DATA LISTING Start Marker

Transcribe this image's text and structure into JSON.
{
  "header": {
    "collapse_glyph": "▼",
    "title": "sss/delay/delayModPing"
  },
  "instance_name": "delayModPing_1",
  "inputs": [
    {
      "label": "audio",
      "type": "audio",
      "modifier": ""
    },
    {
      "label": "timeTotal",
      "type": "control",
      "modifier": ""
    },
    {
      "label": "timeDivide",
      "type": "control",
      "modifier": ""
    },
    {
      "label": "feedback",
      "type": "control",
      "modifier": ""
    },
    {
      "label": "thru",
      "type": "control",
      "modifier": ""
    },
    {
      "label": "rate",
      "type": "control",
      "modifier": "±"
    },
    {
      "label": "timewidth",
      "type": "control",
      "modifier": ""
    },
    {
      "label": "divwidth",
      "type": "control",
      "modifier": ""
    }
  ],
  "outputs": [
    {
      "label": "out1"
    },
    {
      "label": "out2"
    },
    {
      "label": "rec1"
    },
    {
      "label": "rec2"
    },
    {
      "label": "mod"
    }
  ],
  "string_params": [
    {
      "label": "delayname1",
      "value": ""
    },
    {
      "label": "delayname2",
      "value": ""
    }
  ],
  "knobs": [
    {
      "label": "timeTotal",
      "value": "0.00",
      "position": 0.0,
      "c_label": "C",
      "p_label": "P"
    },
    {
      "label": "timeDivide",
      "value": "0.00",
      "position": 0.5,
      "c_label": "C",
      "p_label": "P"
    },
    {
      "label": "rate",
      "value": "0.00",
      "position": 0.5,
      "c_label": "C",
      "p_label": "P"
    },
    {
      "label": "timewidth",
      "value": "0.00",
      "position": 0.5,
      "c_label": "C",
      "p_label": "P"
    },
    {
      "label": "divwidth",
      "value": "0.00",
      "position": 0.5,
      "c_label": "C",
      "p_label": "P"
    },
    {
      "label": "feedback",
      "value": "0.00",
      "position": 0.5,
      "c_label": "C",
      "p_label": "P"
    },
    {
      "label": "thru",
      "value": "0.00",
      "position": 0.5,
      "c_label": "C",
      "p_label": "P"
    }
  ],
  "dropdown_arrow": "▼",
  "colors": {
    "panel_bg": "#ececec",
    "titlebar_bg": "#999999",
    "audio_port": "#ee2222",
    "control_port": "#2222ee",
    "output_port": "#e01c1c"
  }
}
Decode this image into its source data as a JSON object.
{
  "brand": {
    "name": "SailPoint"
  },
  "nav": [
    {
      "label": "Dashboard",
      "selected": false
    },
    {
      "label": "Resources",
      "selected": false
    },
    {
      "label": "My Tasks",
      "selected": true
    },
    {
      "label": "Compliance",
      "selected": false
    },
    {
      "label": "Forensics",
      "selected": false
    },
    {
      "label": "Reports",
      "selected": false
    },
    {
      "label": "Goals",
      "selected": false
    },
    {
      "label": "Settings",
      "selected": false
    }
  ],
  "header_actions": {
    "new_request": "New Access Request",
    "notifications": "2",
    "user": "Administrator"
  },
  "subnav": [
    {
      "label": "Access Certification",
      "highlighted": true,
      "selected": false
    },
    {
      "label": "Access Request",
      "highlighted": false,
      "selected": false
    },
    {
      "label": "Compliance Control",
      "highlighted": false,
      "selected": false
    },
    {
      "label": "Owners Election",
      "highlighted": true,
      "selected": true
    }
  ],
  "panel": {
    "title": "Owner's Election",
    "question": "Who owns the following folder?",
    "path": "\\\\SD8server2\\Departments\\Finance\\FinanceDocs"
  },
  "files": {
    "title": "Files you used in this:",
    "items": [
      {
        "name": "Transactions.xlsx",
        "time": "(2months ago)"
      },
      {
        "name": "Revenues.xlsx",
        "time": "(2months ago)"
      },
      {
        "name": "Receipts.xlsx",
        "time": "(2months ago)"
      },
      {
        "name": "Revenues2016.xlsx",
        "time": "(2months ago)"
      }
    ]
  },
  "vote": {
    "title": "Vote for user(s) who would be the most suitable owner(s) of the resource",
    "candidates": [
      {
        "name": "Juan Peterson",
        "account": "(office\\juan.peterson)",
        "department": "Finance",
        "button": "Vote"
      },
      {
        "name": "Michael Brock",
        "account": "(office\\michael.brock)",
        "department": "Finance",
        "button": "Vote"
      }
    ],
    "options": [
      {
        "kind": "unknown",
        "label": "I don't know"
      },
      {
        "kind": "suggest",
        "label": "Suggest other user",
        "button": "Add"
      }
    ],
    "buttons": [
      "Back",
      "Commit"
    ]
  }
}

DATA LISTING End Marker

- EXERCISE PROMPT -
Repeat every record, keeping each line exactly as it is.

- ANSWER TO THE EXERCISE -
Transcribe this image's text and structure into JSON.
{
  "header": {
    "collapse_glyph": "▼",
    "title": "sss/delay/delayModPing"
  },
  "instance_name": "delayModPing_1",
  "inputs": [
    {
      "label": "audio",
      "type": "audio",
      "modifier": ""
    },
    {
      "label": "timeTotal",
      "type": "control",
      "modifier": ""
    },
    {
      "label": "timeDivide",
      "type": "control",
      "modifier": ""
    },
    {
      "label": "feedback",
      "type": "control",
      "modifier": ""
    },
    {
      "label": "thru",
      "type": "control",
      "modifier": ""
    },
    {
      "label": "rate",
      "type": "control",
      "modifier": "±"
    },
    {
      "label": "timewidth",
      "type": "control",
      "modifier": ""
    },
    {
      "label": "divwidth",
      "type": "control",
      "modifier": ""
    }
  ],
  "outputs": [
    {
      "label": "out1"
    },
    {
      "label": "out2"
    },
    {
      "label": "rec1"
    },
    {
      "label": "rec2"
    },
    {
      "label": "mod"
    }
  ],
  "string_params": [
    {
      "label": "delayname1",
      "value": ""
    },
    {
      "label": "delayname2",
      "value": ""
    }
  ],
  "knobs": [
    {
      "label": "timeTotal",
      "value": "0.00",
      "position": 0.0,
      "c_label": "C",
      "p_label": "P"
    },
    {
      "label": "timeDivide",
      "value": "0.00",
      "position": 0.5,
      "c_label": "C",
      "p_label": "P"
    },
    {
      "label": "rate",
      "value": "0.00",
      "position": 0.5,
      "c_label": "C",
      "p_label": "P"
    },
    {
      "label": "timewidth",
      "value": "0.00",
      "position": 0.5,
      "c_label": "C",
      "p_label": "P"
    },
    {
      "label": "divwidth",
      "value": "0.00",
      "position": 0.5,
      "c_label": "C",
      "p_label": "P"
    },
    {
      "label": "feedback",
      "value": "0.00",
      "position": 0.5,
      "c_label": "C",
      "p_label": "P"
    },
    {
      "label": "thru",
      "value": "0.00",
      "position": 0.5,
      "c_label": "C",
      "p_label": "P"
    }
  ],
  "dropdown_arrow": "▼",
  "colors": {
    "panel_bg": "#ececec",
    "titlebar_bg": "#999999",
    "audio_port": "#ee2222",
    "control_port": "#2222ee",
    "output_port": "#e01c1c"
  }
}
Decode this image into its source data as a JSON object.
{
  "brand": {
    "name": "SailPoint"
  },
  "nav": [
    {
      "label": "Dashboard",
      "selected": false
    },
    {
      "label": "Resources",
      "selected": false
    },
    {
      "label": "My Tasks",
      "selected": true
    },
    {
      "label": "Compliance",
      "selected": false
    },
    {
      "label": "Forensics",
      "selected": false
    },
    {
      "label": "Reports",
      "selected": false
    },
    {
      "label": "Goals",
      "selected": false
    },
    {
      "label": "Settings",
      "selected": false
    }
  ],
  "header_actions": {
    "new_request": "New Access Request",
    "notifications": "2",
    "user": "Administrator"
  },
  "subnav": [
    {
      "label": "Access Certification",
      "highlighted": true,
      "selected": false
    },
    {
      "label": "Access Request",
      "highlighted": false,
      "selected": false
    },
    {
      "label": "Compliance Control",
      "highlighted": false,
      "selected": false
    },
    {
      "label": "Owners Election",
      "highlighted": true,
      "selected": true
    }
  ],
  "panel": {
    "title": "Owner's Election",
    "question": "Who owns the following folder?",
    "path": "\\\\SD8server2\\Departments\\Finance\\FinanceDocs"
  },
  "files": {
    "title": "Files you used in this:",
    "items": [
      {
        "name": "Transactions.xlsx",
        "time": "(2months ago)"
      },
      {
        "name": "Revenues.xlsx",
        "time": "(2months ago)"
      },
      {
        "name": "Receipts.xlsx",
        "time": "(2months ago)"
      },
      {
        "name": "Revenues2016.xlsx",
        "time": "(2months ago)"
      }
    ]
  },
  "vote": {
    "title": "Vote for user(s) who would be the most suitable owner(s) of the resource",
    "candidates": [
      {
        "name": "Juan Peterson",
        "account": "(office\\juan.peterson)",
        "department": "Finance",
        "button": "Vote"
      },
      {
        "name": "Michael Brock",
        "account": "(office\\michael.brock)",
        "department": "Finance",
        "button": "Vote"
      }
    ],
    "options": [
      {
        "kind": "unknown",
        "label": "I don't know"
      },
      {
        "kind": "suggest",
        "label": "Suggest other user",
        "button": "Add"
      }
    ],
    "buttons": [
      "Back",
      "Commit"
    ]
  }
}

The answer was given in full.